There is a relationship between Pontic music and that of Iran, the Caucasus and Central Asia. For example, the Kochari melody can be found in the Caucasus, in Iranian and Kurdish areas and as far east as Pakistan and Afghanistan. In many of these areas, even the name is the same. As well several of the rhythms and melodies of other Pontic songs and dances are found in Afghanistan (especially the North) and Uzbekistan and Central Asia in general. Numerous other 5/8 and 7/8 melodies played by Pontic musicians can also be found in Iranian areas. Several Dipat rhythm melodies can be found in Bektashi/Alevi communities in Turkey.

Pontian Musical Instruments

The main instruments of that the pontians use.
Made out of wood. Has three strings and is played with a bow.Unlike a Violin it is played vertically, allowing it to sit in your lap or free in the air.

Another traditional Pontian Instrument.
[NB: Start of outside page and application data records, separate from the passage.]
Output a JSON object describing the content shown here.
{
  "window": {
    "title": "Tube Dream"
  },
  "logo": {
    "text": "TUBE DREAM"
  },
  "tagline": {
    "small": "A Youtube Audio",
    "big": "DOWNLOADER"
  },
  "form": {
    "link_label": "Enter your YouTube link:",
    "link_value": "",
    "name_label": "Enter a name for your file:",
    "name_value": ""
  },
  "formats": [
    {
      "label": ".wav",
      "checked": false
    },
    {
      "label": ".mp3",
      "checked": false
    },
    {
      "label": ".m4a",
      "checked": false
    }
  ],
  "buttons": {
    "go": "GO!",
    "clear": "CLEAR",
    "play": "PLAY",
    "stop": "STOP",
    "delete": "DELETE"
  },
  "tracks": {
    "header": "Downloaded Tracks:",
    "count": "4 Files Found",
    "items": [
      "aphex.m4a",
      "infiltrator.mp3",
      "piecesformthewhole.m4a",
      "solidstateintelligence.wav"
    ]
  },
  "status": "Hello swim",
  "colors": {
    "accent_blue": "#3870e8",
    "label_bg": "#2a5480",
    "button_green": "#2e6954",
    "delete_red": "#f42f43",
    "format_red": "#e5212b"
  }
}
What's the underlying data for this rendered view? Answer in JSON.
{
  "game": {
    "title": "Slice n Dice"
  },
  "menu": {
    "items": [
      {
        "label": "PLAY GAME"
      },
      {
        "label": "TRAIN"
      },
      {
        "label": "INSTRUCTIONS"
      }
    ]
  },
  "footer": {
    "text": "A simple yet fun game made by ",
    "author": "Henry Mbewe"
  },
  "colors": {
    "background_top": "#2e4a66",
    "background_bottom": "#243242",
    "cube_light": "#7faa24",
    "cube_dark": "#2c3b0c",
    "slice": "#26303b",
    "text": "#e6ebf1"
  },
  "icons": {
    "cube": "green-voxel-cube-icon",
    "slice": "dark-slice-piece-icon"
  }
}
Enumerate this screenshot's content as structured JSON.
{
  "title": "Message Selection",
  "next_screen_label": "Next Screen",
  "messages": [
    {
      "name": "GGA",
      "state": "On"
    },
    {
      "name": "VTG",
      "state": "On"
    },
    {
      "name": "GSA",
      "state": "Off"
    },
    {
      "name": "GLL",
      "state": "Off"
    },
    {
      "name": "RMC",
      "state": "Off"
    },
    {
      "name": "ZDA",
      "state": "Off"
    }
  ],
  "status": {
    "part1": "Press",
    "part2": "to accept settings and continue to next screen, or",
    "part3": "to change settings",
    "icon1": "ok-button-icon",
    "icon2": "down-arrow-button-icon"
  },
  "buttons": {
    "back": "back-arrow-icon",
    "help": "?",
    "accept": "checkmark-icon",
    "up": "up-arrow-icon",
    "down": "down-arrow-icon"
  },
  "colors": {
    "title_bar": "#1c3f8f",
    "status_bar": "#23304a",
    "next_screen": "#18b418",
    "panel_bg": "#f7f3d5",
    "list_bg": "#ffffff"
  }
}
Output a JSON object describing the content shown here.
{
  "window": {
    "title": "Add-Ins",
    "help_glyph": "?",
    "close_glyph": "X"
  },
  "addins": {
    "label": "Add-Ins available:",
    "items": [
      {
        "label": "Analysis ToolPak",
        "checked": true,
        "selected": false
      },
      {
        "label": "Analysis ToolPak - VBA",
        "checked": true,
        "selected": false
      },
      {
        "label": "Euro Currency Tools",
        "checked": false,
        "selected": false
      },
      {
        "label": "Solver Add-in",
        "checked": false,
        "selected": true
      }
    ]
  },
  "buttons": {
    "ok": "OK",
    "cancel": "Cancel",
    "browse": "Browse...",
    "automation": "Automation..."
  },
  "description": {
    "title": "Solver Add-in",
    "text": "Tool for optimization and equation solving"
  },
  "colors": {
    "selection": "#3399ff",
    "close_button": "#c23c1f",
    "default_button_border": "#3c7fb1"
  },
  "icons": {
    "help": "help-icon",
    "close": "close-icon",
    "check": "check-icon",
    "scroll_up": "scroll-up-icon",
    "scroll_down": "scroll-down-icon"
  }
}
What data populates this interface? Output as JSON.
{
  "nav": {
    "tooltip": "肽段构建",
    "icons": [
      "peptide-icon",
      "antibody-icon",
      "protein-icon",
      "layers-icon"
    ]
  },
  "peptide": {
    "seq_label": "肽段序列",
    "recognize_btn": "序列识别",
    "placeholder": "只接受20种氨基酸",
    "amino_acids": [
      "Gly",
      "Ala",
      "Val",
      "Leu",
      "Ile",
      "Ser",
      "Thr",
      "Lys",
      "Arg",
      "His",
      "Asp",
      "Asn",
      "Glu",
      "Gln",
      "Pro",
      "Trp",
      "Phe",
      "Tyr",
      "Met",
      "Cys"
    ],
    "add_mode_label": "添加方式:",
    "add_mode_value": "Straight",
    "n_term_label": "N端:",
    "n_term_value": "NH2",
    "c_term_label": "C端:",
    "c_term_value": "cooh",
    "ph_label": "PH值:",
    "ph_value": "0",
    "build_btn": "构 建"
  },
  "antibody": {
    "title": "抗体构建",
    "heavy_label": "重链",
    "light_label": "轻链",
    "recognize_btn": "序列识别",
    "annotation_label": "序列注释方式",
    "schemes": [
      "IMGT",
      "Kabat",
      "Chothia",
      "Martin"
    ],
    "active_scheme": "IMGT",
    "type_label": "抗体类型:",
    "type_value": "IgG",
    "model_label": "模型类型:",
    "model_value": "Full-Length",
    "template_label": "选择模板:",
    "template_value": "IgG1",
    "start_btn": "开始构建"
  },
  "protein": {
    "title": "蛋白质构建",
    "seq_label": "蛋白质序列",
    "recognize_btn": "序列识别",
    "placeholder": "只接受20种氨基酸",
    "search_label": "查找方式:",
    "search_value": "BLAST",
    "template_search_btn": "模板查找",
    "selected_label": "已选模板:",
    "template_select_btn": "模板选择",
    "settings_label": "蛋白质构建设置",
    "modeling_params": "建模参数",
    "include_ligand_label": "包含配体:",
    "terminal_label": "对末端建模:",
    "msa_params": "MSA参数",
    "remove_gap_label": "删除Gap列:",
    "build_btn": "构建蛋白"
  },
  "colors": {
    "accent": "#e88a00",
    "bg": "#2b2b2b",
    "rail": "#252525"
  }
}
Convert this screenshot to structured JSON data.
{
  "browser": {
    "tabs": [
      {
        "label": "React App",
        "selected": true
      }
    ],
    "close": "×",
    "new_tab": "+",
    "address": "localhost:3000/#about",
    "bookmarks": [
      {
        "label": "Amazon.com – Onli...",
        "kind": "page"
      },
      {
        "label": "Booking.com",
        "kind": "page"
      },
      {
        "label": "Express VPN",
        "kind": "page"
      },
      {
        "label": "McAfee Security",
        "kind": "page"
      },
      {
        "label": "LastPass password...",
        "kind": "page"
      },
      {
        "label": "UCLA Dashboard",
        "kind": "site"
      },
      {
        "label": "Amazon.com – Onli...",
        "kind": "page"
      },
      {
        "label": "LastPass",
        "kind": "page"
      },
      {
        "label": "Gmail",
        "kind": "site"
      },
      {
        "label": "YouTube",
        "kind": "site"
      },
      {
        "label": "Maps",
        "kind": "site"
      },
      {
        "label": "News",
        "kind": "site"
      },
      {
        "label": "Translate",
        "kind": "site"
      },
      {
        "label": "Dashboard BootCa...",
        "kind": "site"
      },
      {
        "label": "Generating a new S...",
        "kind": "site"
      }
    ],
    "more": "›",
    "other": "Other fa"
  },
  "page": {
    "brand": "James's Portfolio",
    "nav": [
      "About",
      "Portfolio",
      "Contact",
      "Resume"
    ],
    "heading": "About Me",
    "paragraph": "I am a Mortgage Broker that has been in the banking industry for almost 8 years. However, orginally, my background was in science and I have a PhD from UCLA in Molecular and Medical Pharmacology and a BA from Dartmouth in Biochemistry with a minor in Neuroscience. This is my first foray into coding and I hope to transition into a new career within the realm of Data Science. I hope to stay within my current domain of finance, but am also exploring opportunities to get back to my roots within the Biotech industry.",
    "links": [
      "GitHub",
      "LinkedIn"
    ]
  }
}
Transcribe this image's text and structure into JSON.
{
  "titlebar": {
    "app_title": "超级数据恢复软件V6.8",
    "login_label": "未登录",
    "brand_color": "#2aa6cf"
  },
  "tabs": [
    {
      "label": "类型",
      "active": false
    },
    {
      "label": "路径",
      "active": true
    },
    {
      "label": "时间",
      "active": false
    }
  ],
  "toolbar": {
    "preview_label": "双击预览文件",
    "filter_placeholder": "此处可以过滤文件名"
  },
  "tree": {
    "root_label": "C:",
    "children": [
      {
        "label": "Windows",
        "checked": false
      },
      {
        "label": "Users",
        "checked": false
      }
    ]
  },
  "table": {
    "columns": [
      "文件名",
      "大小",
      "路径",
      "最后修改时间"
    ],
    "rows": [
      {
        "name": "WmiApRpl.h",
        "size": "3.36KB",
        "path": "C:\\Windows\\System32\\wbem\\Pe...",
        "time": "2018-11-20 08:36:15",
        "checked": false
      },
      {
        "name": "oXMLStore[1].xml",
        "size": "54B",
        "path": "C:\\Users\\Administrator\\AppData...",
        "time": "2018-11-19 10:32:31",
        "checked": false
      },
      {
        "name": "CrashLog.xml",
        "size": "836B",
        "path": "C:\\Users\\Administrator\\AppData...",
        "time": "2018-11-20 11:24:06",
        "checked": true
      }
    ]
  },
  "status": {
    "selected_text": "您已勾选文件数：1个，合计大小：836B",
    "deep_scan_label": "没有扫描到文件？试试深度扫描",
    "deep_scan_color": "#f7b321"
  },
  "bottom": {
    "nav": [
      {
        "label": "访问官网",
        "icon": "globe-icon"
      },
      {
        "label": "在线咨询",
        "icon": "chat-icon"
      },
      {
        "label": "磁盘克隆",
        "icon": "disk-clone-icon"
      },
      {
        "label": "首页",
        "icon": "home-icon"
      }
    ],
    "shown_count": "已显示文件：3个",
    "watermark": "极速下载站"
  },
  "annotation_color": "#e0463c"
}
Made of Goat skin and wood.
Has 2 reeds and the flutes to suit. Not played in all areas of Pontos.

Traditional drum found in many parts of the world, mainly Asia Minor and the Balkans.
Differs in size from place to place. The pontians mainly played a small size drum.

A flute which in aspects is the same as a recorder. A very sweet southing sound.

A wooden clarinet like instrument. A very loud instrument, it was very popular

Pondic Dances

The dance that traditionally opens is the dipat or two step and is one of the oldest dance forms. The Byzantine Akritas Songs are in this rhythm.

A high speed dance that is also danced by Kurds, Armenians and Iranians

The Pontic version of the ancient “pyrrhic dance” it starts in 7/4 and accelerates to 7/16. Sometimes danced with knives.

The most common Pontic dance. Similar music & rhythm also found in Iran.

Tik Tromakhton
“Jumping” Tik sometimes called Tik Serviko “Serbian Tik”

Mono Omal or Mono Omalo
Single Omal. Omal means smooth

Diplo Omal or Diplo Omalo
Double Omal. This dance is sometimes mixed with Dipat so that while the dancers keep doing the same dance the melody shifts half a bar forward and back.

Sometimes called Karshilidiko Omal or Omal from Kerasounta (Giresun)

Some more popular dances many times mentioned are: Kalon Korits, Kotsangel, Sari Gouz, Kots, Lechina, Lechi, Tash, Miteritsa, Patoula, Tamzara, Halay, Moskof, Trigona.


?Pan Network - History of Pontic Dance.
?Pontian net by Stephanos Eleftheriadis - Pontian Musical Instruments.